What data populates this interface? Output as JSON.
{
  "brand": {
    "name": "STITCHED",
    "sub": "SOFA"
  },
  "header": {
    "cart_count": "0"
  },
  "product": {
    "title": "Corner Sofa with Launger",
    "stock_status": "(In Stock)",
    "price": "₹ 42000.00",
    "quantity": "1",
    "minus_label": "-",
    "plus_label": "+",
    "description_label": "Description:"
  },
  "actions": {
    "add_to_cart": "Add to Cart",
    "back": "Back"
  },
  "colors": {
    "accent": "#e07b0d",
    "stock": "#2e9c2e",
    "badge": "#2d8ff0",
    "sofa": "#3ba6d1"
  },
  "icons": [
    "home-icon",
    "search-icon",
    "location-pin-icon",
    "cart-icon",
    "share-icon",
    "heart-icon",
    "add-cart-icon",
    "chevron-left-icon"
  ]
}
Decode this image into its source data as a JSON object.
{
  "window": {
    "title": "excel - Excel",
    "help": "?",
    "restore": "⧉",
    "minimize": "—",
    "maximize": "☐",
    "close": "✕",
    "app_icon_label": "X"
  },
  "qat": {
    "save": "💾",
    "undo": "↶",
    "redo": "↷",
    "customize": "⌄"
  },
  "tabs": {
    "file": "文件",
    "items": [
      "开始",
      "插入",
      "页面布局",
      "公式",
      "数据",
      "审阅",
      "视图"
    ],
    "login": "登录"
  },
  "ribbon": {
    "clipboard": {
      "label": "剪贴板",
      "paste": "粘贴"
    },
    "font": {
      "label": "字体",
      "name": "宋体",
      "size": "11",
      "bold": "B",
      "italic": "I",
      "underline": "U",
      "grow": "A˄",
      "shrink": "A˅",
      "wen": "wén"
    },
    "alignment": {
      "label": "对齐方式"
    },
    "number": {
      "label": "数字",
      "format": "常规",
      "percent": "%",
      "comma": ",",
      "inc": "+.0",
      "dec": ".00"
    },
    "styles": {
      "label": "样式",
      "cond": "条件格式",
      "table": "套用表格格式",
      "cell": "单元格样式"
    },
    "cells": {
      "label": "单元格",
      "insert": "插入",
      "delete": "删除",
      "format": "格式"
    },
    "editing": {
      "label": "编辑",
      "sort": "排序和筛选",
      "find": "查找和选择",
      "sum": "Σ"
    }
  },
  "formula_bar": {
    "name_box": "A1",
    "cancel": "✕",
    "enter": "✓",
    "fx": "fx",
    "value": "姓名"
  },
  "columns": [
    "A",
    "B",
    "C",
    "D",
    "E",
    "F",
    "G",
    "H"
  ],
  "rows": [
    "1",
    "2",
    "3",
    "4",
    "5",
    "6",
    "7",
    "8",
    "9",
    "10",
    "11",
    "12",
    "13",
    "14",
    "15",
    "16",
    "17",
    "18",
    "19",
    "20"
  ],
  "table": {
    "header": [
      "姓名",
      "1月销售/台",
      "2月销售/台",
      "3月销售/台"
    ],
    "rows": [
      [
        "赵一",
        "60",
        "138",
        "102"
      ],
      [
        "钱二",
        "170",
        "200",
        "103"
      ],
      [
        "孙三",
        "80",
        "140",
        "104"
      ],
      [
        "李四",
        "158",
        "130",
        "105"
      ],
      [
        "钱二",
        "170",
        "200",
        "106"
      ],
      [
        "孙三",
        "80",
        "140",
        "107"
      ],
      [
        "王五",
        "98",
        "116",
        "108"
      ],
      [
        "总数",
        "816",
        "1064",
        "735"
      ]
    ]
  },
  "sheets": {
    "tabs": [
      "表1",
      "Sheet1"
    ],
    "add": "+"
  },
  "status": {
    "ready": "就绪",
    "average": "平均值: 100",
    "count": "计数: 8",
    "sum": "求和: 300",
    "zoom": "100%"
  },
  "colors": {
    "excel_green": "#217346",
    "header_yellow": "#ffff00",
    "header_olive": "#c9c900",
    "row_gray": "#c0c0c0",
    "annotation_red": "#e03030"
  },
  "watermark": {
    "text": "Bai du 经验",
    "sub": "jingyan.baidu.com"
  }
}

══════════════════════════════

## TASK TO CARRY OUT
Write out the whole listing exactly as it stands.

## ANSWER TO THIS EXERCISE
What data populates this interface? Output as JSON.
{
  "brand": {
    "name": "STITCHED",
    "sub": "SOFA"
  },
  "header": {
    "cart_count": "0"
  },
  "product": {
    "title": "Corner Sofa with Launger",
    "stock_status": "(In Stock)",
    "price": "₹ 42000.00",
    "quantity": "1",
    "minus_label": "-",
    "plus_label": "+",
    "description_label": "Description:"
  },
  "actions": {
    "add_to_cart": "Add to Cart",
    "back": "Back"
  },
  "colors": {
    "accent": "#e07b0d",
    "stock": "#2e9c2e",
    "badge": "#2d8ff0",
    "sofa": "#3ba6d1"
  },
  "icons": [
    "home-icon",
    "search-icon",
    "location-pin-icon",
    "cart-icon",
    "share-icon",
    "heart-icon",
    "add-cart-icon",
    "chevron-left-icon"
  ]
}
Decode this image into its source data as a JSON object.
{
  "window": {
    "title": "excel - Excel",
    "help": "?",
    "restore": "⧉",
    "minimize": "—",
    "maximize": "☐",
    "close": "✕",
    "app_icon_label": "X"
  },
  "qat": {
    "save": "💾",
    "undo": "↶",
    "redo": "↷",
    "customize": "⌄"
  },
  "tabs": {
    "file": "文件",
    "items": [
      "开始",
      "插入",
      "页面布局",
      "公式",
      "数据",
      "审阅",
      "视图"
    ],
    "login": "登录"
  },
  "ribbon": {
    "clipboard": {
      "label": "剪贴板",
      "paste": "粘贴"
    },
    "font": {
      "label": "字体",
      "name": "宋体",
      "size": "11",
      "bold": "B",
      "italic": "I",
      "underline": "U",
      "grow": "A˄",
      "shrink": "A˅",
      "wen": "wén"
    },
    "alignment": {
      "label": "对齐方式"
    },
    "number": {
      "label": "数字",
      "format": "常规",
      "percent": "%",
      "comma": ",",
      "inc": "+.0",
      "dec": ".00"
    },
    "styles": {
      "label": "样式",
      "cond": "条件格式",
      "table": "套用表格格式",
      "cell": "单元格样式"
    },
    "cells": {
      "label": "单元格",
      "insert": "插入",
      "delete": "删除",
      "format": "格式"
    },
    "editing": {
      "label": "编辑",
      "sort": "排序和筛选",
      "find": "查找和选择",
      "sum": "Σ"
    }
  },
  "formula_bar": {
    "name_box": "A1",
    "cancel": "✕",
    "enter": "✓",
    "fx": "fx",
    "value": "姓名"
  },
  "columns": [
    "A",
    "B",
    "C",
    "D",
    "E",
    "F",
    "G",
    "H"
  ],
  "rows": [
    "1",
    "2",
    "3",
    "4",
    "5",
    "6",
    "7",
    "8",
    "9",
    "10",
    "11",
    "12",
    "13",
    "14",
    "15",
    "16",
    "17",
    "18",
    "19",
    "20"
  ],
  "table": {
    "header": [
      "姓名",
      "1月销售/台",
      "2月销售/台",
      "3月销售/台"
    ],
    "rows": [
      [
        "赵一",
        "60",
        "138",
        "102"
      ],
      [
        "钱二",
        "170",
        "200",
        "103"
      ],
      [
        "孙三",
        "80",
        "140",
        "104"
      ],
      [
        "李四",
        "158",
        "130",
        "105"
      ],
      [
        "钱二",
        "170",
        "200",
        "106"
      ],
      [
        "孙三",
        "80",
        "140",
        "107"
      ],
      [
        "王五",
        "98",
        "116",
        "108"
      ],
      [
        "总数",
        "816",
        "1064",
        "735"
      ]
    ]
  },
  "sheets": {
    "tabs": [
      "表1",
      "Sheet1"
    ],
    "add": "+"
  },
  "status": {
    "ready": "就绪",
    "average": "平均值: 100",
    "count": "计数: 8",
    "sum": "求和: 300",
    "zoom": "100%"
  },
  "colors": {
    "excel_green": "#217346",
    "header_yellow": "#ffff00",
    "header_olive": "#c9c900",
    "row_gray": "#c0c0c0",
    "annotation_red": "#e03030"
  },
  "watermark": {
    "text": "Bai du 经验",
    "sub": "jingyan.baidu.com"
  }
}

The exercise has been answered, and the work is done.